He also shot a fifth person, Elcias Hernandez-Ortiz, just missing his heart, investigators said.

Cherokee District Attorney Shannon Wallace is “ethically prohibited from discussing any type of plea negotiation,” her spokesperson said in a statement.

But Fulton County District Attorney Fani Willis, who charged Long with four additional counts of murder in a 19-count indictment, told The Atlanta Journal-Constitution she has been informed by a lawyer involved with the Cherokee case that it will be resolved Tuesday.

“In my world that means they’ve reached a deal,” said Willis, who announced in May that she would seek the death penalty for Long.

Wallace has not said whether she would seek a death sentence, an option that would factor into any potential plea deal, said Robert James, the former DeKalb County district attorney.

Typically, victims’ families or survivors like Hernandez-Ortiz would be consulted by prosecutors mulling a plea offering, James said.

“You better, because the last thing you want is a victim’s family coming out opposed to a deal,” he said. “Ultimately it’s a prosecutor’s decision, but you’d like to have everyone on the same page.”

Doug Rohan, who represents Hernandez-Ortiz, said his client has been invited to attend Tuesday’s hearing but has not been informed of any imminent deals.

James said he assumes, considering the charges against Long, that any deal would include a sentence of life in prison without the possibility of parole.

When presented with the alternatives, family members and loved ones generally prefer that outcome to a lengthy trial, he said.

And while Long, according to police, confessed to the killings, a death sentence is no sure bet, James said.

In the last seven years only one death sentence has been handed down in Georgia. A Gwinnett County jury in 2019 sentenced Tiffany Moss to die by lethal injection for starving her 10-year-old stepdaughter to death, then trying to burn the child’s corpse inside a trash can. In that case, Moss served as her own lawyer but put up no defense.

James noted Long’s mental health could emerge as a powerful mitigating circumstance in a death case, as Long had no prior criminal record.

Following his capture in Crisp County, about 150 miles south of Atlanta, Cherokee police said Long blamed his actions on a sexual addiction that clashed with his strict religious upbringing. Investigators say he had been a patron of at least two of the spas.

After the Woodstock area shootings, Long drove to Atlanta, where police say he shot and killed three women at Gold Spa on Piedmont Avenue and another woman at Aromatherapy Spa across the street. All of the Atlanta victims and two of those killed in Cherokee were women of Asian descent.

Willis said she believes hate crime charges are also warranted. Georgia’s hate crimes law went into effect in June and provides sentencing guidelines for anyone convicted of targeting a victim based on race, color, religion, national origin, sex, sexual orientation, gender, mental disability or physical disability.

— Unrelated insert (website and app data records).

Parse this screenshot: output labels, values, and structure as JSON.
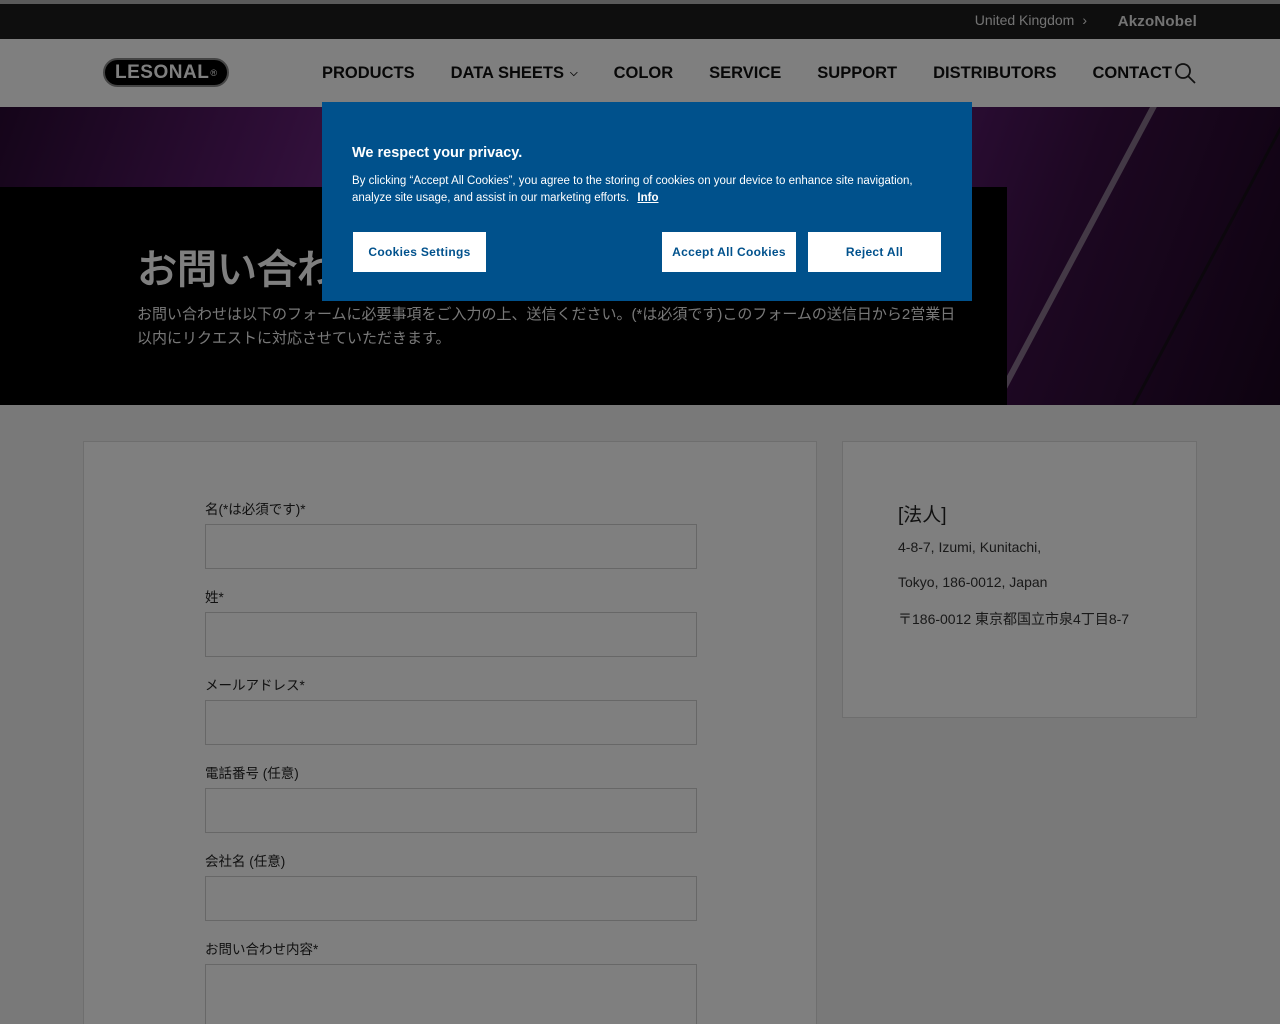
{
  "topbar": {
    "region": "United Kingdom",
    "parent_brand": "AkzoNobel"
  },
  "brand": {
    "logo_text": "LESONAL",
    "logo_mark": "®"
  },
  "nav": {
    "items": [
      {
        "label": "PRODUCTS"
      },
      {
        "label": "DATA SHEETS"
      },
      {
        "label": "COLOR"
      },
      {
        "label": "SERVICE"
      },
      {
        "label": "SUPPORT"
      },
      {
        "label": "DISTRIBUTORS"
      },
      {
        "label": "CONTACT"
      }
    ],
    "search_icon": "search-icon"
  },
  "hero": {
    "title": "お問い合わせ",
    "description": "お問い合わせは以下のフォームに必要事項をご入力の上、送信ください。(*は必須です)このフォームの送信日から2営業日以内にリクエストに対応させていただきます。"
  },
  "form": {
    "fields": [
      {
        "label": "名(*は必須です)*",
        "value": ""
      },
      {
        "label": "姓*",
        "value": ""
      },
      {
        "label": "メールアドレス*",
        "value": ""
      },
      {
        "label": "電話番号 (任意)",
        "value": ""
      },
      {
        "label": "会社名 (任意)",
        "value": ""
      },
      {
        "label": "お問い合わせ内容*",
        "value": ""
      }
    ]
  },
  "address": {
    "title": "[法人]",
    "lines": [
      "4-8-7, Izumi, Kunitachi,",
      "Tokyo, 186-0012, Japan",
      "〒186-0012 東京都国立市泉4丁目8-7"
    ]
  },
  "cookie_banner": {
    "title": "We respect your privacy.",
    "description": "By clicking “Accept All Cookies”, you agree to the storing of cookies on your device to enhance site navigation, analyze site usage, and assist in our marketing efforts.",
    "info_link": "Info",
    "settings_button": "Cookies Settings",
    "accept_button": "Accept All Cookies",
    "reject_button": "Reject All"
  }
}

Wallace has not addressed the possibility of hate crimes in the Long case.

“Today we have taken another step forward in seeking justice for the victims of this crime and for their family members,” she said in a statement following the May indictments.

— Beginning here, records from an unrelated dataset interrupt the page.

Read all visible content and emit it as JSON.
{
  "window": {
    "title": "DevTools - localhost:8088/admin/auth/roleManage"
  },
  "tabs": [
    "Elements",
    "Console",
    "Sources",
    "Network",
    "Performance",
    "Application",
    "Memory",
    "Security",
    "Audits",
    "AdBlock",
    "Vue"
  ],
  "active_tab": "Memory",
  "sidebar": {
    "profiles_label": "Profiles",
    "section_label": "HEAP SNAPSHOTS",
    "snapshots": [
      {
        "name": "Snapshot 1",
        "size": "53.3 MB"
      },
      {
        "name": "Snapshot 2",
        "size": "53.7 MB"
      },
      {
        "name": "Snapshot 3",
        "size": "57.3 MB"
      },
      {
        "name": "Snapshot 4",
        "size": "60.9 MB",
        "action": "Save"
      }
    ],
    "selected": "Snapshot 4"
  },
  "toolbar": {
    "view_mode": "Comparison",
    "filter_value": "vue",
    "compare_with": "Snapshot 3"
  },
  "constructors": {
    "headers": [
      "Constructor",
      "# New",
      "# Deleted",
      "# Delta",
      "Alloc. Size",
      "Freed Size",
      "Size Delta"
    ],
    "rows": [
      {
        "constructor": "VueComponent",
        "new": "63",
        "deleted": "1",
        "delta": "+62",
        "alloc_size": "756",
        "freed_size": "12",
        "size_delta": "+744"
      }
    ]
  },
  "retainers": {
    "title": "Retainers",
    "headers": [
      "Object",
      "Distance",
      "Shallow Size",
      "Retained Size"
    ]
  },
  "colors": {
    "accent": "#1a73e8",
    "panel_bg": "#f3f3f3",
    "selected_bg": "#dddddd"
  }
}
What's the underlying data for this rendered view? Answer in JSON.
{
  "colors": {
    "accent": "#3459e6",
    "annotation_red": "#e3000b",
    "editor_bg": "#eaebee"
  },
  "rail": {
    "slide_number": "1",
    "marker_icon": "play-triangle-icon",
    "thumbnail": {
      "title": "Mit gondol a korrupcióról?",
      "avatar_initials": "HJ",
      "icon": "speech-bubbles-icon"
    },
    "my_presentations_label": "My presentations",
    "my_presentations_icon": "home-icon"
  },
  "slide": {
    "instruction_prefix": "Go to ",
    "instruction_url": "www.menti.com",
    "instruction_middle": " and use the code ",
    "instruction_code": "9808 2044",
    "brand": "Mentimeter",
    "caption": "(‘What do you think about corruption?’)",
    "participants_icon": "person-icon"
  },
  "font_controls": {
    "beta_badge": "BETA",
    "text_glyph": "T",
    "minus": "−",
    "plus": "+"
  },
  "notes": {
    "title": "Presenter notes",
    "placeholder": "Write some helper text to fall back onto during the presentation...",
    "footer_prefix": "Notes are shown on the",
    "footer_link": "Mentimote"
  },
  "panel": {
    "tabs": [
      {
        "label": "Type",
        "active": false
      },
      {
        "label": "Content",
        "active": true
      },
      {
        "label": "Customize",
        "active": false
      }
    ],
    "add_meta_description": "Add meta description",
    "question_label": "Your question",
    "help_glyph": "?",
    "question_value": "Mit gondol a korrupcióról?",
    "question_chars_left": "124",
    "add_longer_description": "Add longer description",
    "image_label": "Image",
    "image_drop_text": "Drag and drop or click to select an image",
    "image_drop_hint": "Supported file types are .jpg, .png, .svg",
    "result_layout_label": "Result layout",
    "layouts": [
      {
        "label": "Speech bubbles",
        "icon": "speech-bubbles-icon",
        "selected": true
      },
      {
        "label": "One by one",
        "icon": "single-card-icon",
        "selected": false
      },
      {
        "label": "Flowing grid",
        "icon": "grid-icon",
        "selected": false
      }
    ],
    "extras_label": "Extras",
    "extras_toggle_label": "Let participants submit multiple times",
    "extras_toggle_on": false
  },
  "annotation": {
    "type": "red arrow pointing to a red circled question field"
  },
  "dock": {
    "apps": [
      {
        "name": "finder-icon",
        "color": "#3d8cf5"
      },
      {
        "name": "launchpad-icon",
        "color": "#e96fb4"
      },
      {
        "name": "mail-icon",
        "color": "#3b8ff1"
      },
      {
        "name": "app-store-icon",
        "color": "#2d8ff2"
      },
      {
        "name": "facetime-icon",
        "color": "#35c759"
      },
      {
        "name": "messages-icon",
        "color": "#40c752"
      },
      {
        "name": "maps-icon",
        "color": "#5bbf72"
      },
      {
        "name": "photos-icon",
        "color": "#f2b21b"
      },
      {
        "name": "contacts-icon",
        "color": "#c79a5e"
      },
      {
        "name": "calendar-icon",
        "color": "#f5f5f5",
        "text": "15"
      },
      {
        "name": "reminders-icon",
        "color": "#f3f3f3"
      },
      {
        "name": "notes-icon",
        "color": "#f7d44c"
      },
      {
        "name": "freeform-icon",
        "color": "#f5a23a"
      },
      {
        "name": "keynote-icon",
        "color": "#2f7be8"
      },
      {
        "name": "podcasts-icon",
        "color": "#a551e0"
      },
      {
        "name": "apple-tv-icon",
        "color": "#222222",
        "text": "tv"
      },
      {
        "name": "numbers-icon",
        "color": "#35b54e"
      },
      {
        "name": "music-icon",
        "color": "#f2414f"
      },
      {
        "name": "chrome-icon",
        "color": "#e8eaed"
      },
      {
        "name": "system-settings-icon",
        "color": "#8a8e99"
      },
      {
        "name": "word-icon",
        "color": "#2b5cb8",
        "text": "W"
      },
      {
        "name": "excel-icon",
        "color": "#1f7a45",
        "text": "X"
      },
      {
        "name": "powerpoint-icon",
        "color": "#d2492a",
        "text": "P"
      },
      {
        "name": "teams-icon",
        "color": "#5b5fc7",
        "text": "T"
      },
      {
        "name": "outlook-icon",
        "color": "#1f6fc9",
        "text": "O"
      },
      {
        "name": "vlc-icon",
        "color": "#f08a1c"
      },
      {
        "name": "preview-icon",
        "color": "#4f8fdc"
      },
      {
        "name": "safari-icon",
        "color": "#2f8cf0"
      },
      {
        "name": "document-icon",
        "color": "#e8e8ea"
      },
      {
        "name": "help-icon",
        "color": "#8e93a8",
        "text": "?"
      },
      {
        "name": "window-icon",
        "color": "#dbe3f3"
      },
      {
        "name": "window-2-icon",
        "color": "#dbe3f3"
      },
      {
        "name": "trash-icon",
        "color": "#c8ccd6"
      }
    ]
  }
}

Willis, fearing a lengthy delay in the Fulton County case if Long were to be transferred to a state prison following a plea deal, filed a motion last week to have the defendant transported to Fulton jail. Fulton Superior Court Judge Ural Glanville granted her request, and Long is set to be arraigned in Atlanta on August 23.